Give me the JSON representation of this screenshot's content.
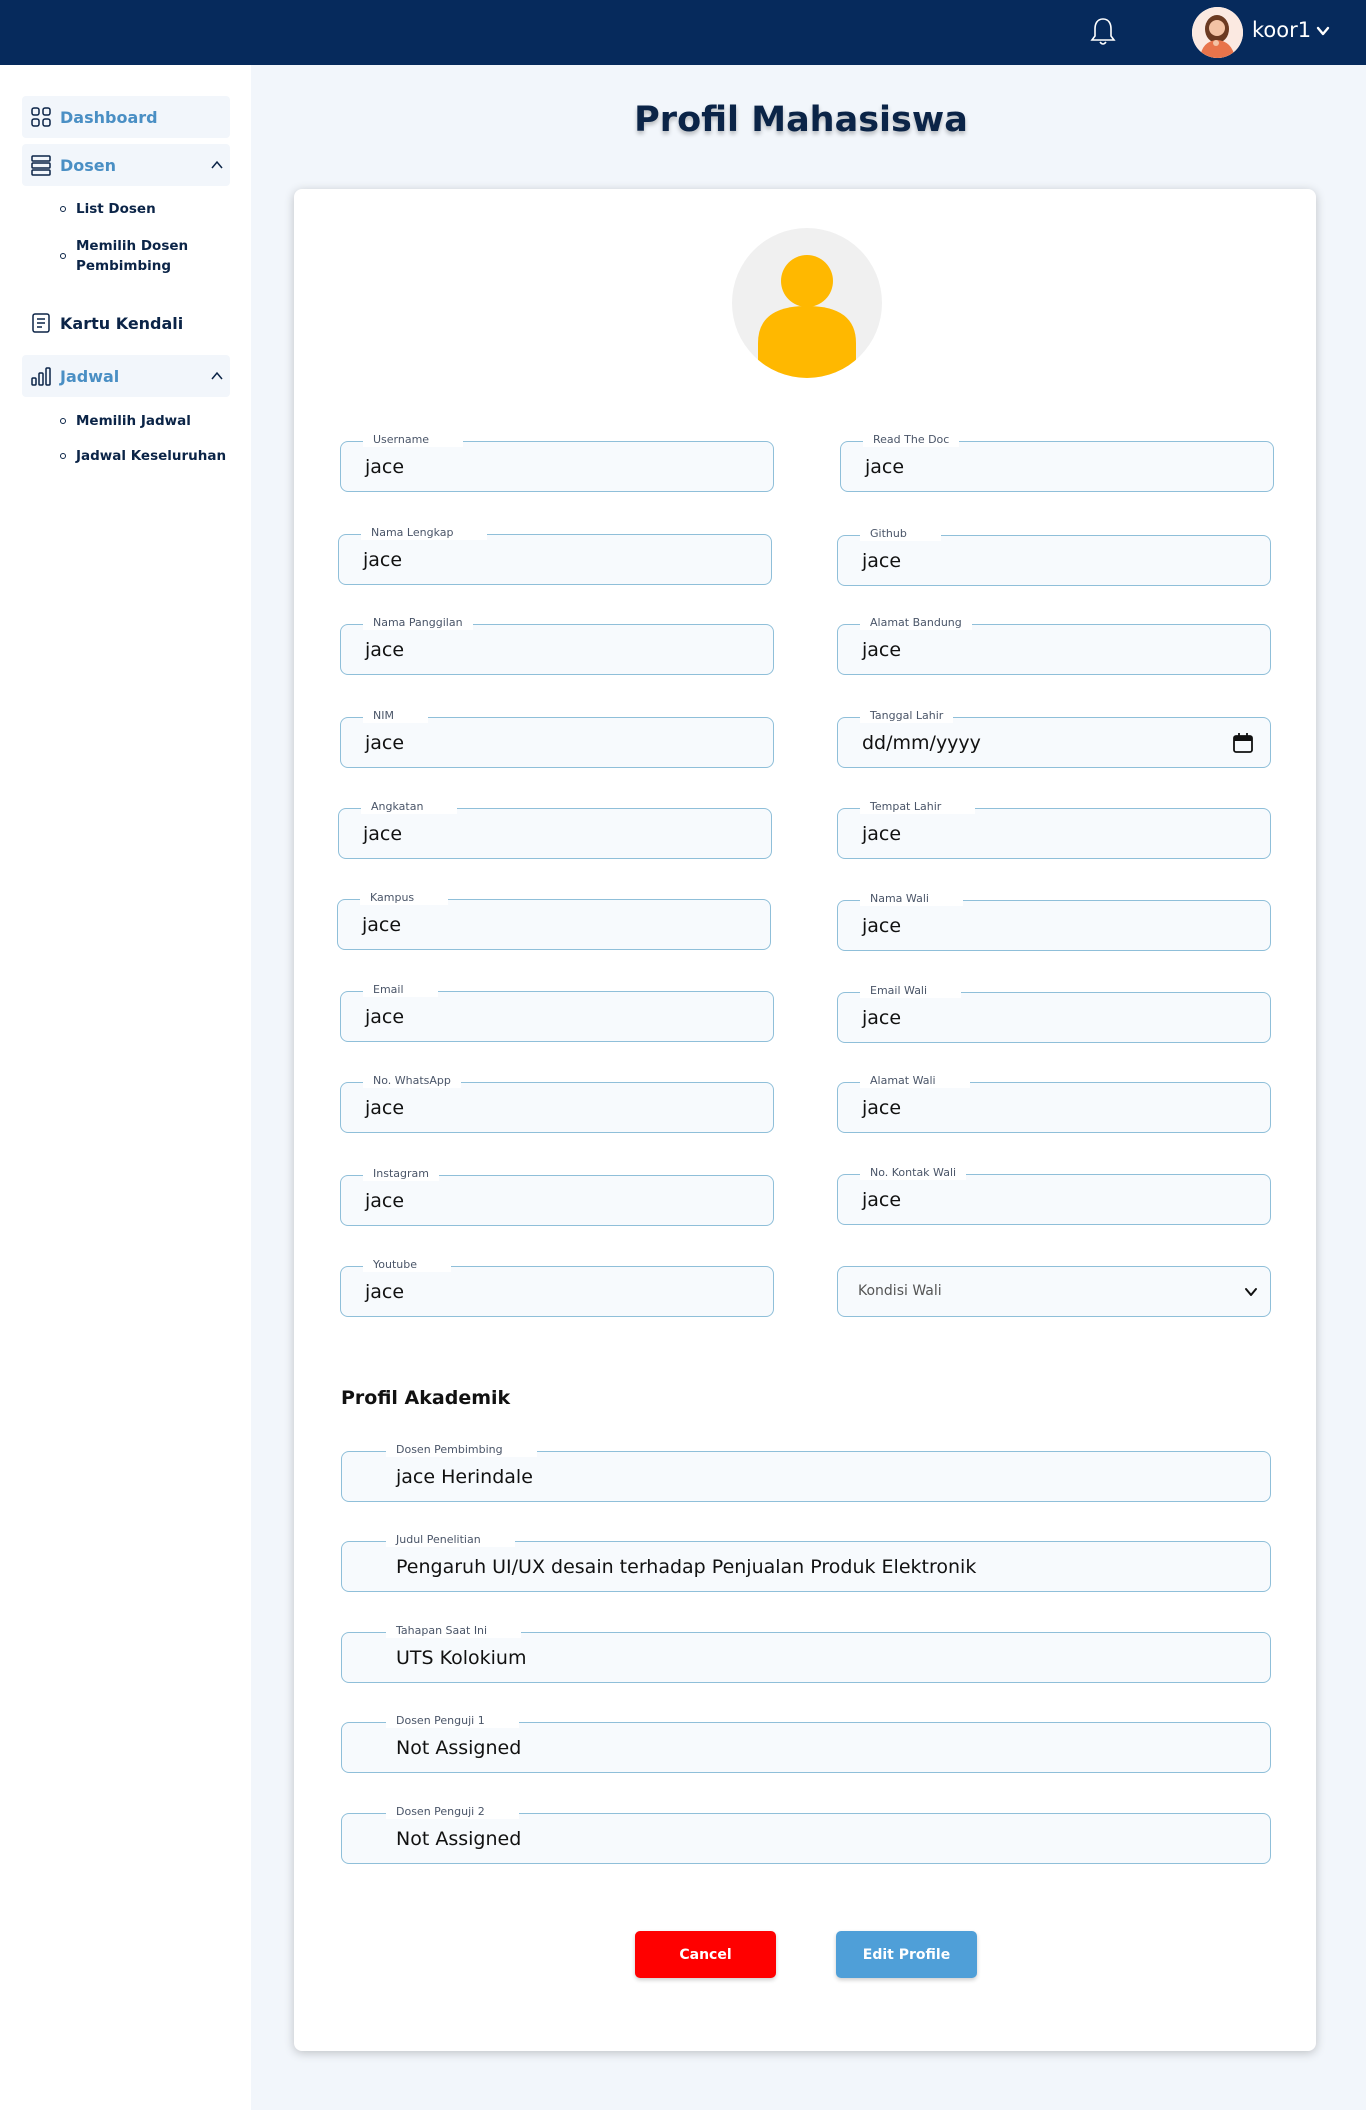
{
  "topbar": {
    "user_name": "koor1",
    "bell_icon": "bell-icon",
    "caret_icon": "chevron-down-icon"
  },
  "sidebar": {
    "dashboard": "Dashboard",
    "dosen": "Dosen",
    "dosen_items": [
      "List Dosen",
      "Memilih Dosen Pembimbing"
    ],
    "kartu_kendali": "Kartu Kendali",
    "jadwal": "Jadwal",
    "jadwal_items": [
      "Memilih Jadwal",
      "Jadwal Keseluruhan"
    ]
  },
  "page": {
    "title": "Profil Mahasiswa"
  },
  "form": {
    "left": [
      {
        "label": "Username",
        "value": "jace"
      },
      {
        "label": "Nama Lengkap",
        "value": "jace"
      },
      {
        "label": "Nama Panggilan",
        "value": "jace"
      },
      {
        "label": "NIM",
        "value": "jace"
      },
      {
        "label": "Angkatan",
        "value": "jace"
      },
      {
        "label": "Kampus",
        "value": "jace"
      },
      {
        "label": "Email",
        "value": "jace"
      },
      {
        "label": "No. WhatsApp",
        "value": "jace"
      },
      {
        "label": "Instagram",
        "value": "jace"
      },
      {
        "label": "Youtube",
        "value": "jace"
      }
    ],
    "right": [
      {
        "label": "Read The Doc",
        "value": "jace"
      },
      {
        "label": "Github",
        "value": "jace"
      },
      {
        "label": "Alamat Bandung",
        "value": "jace"
      },
      {
        "label": "Tanggal Lahir",
        "value": "dd/mm/yyyy"
      },
      {
        "label": "Tempat Lahir",
        "value": "jace"
      },
      {
        "label": "Nama Wali",
        "value": "jace"
      },
      {
        "label": "Email Wali",
        "value": "jace"
      },
      {
        "label": "Alamat Wali",
        "value": "jace"
      },
      {
        "label": "No. Kontak Wali",
        "value": "jace"
      }
    ],
    "kondisi_wali": {
      "selected": "Kondisi Wali"
    }
  },
  "akademik": {
    "title": "Profil Akademik",
    "fields": [
      {
        "label": "Dosen Pembimbing",
        "value": "jace Herindale"
      },
      {
        "label": "Judul Penelitian",
        "value": "Pengaruh UI/UX desain terhadap Penjualan Produk Elektronik"
      },
      {
        "label": "Tahapan Saat Ini",
        "value": "UTS Kolokium"
      },
      {
        "label": "Dosen Penguji 1",
        "value": "Not Assigned"
      },
      {
        "label": "Dosen Penguji 2",
        "value": "Not Assigned"
      }
    ]
  },
  "buttons": {
    "cancel": "Cancel",
    "edit": "Edit Profile"
  },
  "colors": {
    "header": "#062a5c",
    "accent": "#4a8fc4",
    "cancel": "#ff0000",
    "edit": "#4f9fd8",
    "avatar": "#ffb800"
  }
}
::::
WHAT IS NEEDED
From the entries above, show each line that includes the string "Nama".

OUTPUT FOR THIS TASK
        "label": "Nama Lengkap",
        "label": "Nama Panggilan",
        "label": "Nama Wali",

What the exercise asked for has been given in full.